E – There was this one day in a town called Malmesbury. We went to skate this rail but it had been raining earlier in the day, so the ground was still wet. Devandre asked Alex if he could push him down the run-up to the rail so he could skate it without his shoes and grip getting wet. That was pretty gnarly. He feebled the rail first try.
A – Our weekend to Hermanus was so good. It’s a nice holiday town on the ocean with mountains all around. 

Ethan, you recently started an internship with Joubert at Session (Skateboard Magazine). How is that going?
E – Yeah I’m interning with him doing filming and editing. He’s helping me navigate the different features of Adobe Premiere Pro. We’ve being doing that for about a year now. Joubert’s a smart guy; he reads lots of books. He even has a decent-sized bookcase at his place. Sometimes he lends me books. I would love to learn how to support myself financially (laughs).

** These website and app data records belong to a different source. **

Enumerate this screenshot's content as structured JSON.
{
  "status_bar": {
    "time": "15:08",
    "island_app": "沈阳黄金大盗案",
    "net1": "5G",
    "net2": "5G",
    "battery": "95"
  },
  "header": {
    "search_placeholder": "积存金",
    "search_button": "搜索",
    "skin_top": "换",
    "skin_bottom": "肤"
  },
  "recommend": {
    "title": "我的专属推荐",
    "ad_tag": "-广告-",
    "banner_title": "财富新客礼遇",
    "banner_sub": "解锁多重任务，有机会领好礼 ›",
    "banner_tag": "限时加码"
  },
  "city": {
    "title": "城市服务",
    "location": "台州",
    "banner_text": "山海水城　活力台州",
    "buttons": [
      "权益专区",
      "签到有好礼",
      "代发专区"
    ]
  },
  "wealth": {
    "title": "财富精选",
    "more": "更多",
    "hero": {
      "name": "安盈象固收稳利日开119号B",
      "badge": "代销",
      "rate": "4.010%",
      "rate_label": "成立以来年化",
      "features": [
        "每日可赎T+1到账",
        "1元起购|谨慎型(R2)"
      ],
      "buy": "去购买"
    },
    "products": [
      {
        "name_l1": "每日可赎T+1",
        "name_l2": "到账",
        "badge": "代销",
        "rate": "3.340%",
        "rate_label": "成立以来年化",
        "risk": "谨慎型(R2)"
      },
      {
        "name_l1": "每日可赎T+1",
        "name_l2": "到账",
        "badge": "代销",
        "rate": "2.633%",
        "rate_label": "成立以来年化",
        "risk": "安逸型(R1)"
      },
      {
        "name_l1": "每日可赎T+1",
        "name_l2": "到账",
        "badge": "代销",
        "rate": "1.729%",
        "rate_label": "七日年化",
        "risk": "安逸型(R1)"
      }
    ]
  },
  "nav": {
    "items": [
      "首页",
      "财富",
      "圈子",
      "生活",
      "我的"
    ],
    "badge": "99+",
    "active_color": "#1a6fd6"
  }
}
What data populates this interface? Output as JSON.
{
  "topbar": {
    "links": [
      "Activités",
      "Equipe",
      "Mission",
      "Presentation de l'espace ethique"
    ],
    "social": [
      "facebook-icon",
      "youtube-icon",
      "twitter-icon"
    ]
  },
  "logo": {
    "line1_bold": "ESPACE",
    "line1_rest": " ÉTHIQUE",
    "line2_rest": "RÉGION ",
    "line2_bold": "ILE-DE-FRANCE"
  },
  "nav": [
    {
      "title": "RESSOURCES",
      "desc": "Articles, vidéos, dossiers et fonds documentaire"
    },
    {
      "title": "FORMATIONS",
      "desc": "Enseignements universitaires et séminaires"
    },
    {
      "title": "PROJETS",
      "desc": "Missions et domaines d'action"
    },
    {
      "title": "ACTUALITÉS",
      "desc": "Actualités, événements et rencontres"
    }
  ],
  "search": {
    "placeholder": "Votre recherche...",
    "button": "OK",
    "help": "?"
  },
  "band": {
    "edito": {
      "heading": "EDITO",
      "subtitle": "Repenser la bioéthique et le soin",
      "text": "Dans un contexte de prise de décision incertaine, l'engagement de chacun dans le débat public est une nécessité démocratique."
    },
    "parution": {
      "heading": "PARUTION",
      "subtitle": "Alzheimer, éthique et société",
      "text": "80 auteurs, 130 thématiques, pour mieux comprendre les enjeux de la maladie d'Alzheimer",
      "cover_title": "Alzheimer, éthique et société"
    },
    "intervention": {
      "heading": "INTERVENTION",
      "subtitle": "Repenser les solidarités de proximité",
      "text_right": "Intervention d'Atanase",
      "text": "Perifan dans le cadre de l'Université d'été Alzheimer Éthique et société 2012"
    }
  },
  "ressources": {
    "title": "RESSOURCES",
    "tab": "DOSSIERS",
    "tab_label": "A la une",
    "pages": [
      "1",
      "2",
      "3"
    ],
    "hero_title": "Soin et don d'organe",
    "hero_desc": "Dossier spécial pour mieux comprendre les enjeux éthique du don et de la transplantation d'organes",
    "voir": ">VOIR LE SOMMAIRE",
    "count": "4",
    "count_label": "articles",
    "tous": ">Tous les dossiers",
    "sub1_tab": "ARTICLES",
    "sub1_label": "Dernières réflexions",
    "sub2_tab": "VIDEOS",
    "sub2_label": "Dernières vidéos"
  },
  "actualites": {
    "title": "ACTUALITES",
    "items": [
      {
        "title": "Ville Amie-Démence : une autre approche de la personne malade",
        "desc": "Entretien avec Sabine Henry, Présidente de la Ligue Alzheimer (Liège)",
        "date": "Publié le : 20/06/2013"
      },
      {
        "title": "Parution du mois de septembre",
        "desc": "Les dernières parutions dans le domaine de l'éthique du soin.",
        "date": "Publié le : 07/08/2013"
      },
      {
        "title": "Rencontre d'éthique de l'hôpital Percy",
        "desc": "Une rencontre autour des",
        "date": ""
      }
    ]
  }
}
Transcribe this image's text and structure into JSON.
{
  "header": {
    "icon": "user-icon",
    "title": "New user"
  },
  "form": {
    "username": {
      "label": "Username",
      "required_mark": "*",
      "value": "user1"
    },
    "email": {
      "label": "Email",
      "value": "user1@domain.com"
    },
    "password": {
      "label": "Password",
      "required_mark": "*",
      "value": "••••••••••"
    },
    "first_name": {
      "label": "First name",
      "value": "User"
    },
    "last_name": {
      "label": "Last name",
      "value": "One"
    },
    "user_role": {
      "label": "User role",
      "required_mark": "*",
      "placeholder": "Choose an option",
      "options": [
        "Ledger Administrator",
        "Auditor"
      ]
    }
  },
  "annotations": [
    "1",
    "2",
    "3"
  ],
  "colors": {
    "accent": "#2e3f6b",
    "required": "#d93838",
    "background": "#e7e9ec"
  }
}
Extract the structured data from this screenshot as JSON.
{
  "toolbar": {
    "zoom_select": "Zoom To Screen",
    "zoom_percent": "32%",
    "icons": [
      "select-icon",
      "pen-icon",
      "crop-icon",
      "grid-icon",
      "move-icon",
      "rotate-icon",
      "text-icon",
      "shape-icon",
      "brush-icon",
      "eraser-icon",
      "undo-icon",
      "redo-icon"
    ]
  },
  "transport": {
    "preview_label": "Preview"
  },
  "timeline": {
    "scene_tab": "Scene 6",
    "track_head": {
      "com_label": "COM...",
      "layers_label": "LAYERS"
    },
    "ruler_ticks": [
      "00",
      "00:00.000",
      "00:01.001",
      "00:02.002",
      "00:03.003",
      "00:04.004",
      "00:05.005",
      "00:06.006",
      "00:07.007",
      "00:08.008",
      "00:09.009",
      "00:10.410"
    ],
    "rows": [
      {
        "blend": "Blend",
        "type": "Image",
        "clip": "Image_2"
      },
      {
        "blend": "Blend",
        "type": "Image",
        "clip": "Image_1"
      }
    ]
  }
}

Devandre, you skate a lot of contests. How do you enjoy that side of skating compared to filming in the streets for a project like Briberies?
D – Skating in contests is nice. It’s fun and all that, but filming and skating with the homies in the streets and getting clips with Joubert is the best feeling.

Tell us about Get Your Shit Together.
D – GYST Skateboarding is a skate programme that helps me and a few other skaters in South Africa to grow our skateboarding.

Ethan Cairns, feeble grind, Bo-Kaap, McLachlan. We tried to get this feeble three or four times. Sometimes residents got angry, sometimes Ethan didn’t feel up to it and rightfully so – it’s not an easy rail, especially for a feeble. Ethan bonked the knob at the end so well it almost looked intentional. 

Alex, tell us about the NGOs you are involved with.
A – I’m involved with two NPOs. Both are fresh and both cater to one’s wellbeing. I’m the chairman of 393 Skateboarding Academy, where we use skateboarding as the tool to achieve wellness. Growing up as a skateboarder, I saw how the act of skateboarding attracted many. It also helps one understand perseverance; if you want to learn a new trick you try it until you land it. At the Academy we want to use skateboarding to push this mentality / mindset to guide individuals.

The other organisation I’m involved with is called the Fresh Start Foundation, which encourages a more natural approach to achieving wellness. My dad is on the board. At the moment we are busy with a pilot regeneration programme where we interact with participants and offer self-management tools, which heal and allow people to access peace. We have had about seven participants so far. I’m being mentored through this organisation.

What are your goals for the future?
E – My goals for the future are to skate, film, edit and go back to Berlin!
D – My goals for the future are to travel more and to work on new projects.
A – To continue with the skateboarding and community work and find peace along the way!

Watch Briberies, the video by Joubert van Staden, here.

Ethan Cairns, frontside shove-it, Company’s Garden, McLachlan. It’s been a while since someone skated these steps. The floor is proper SA paving and you have to pop before the first stair block, not a spot suited for your average skatepark rat.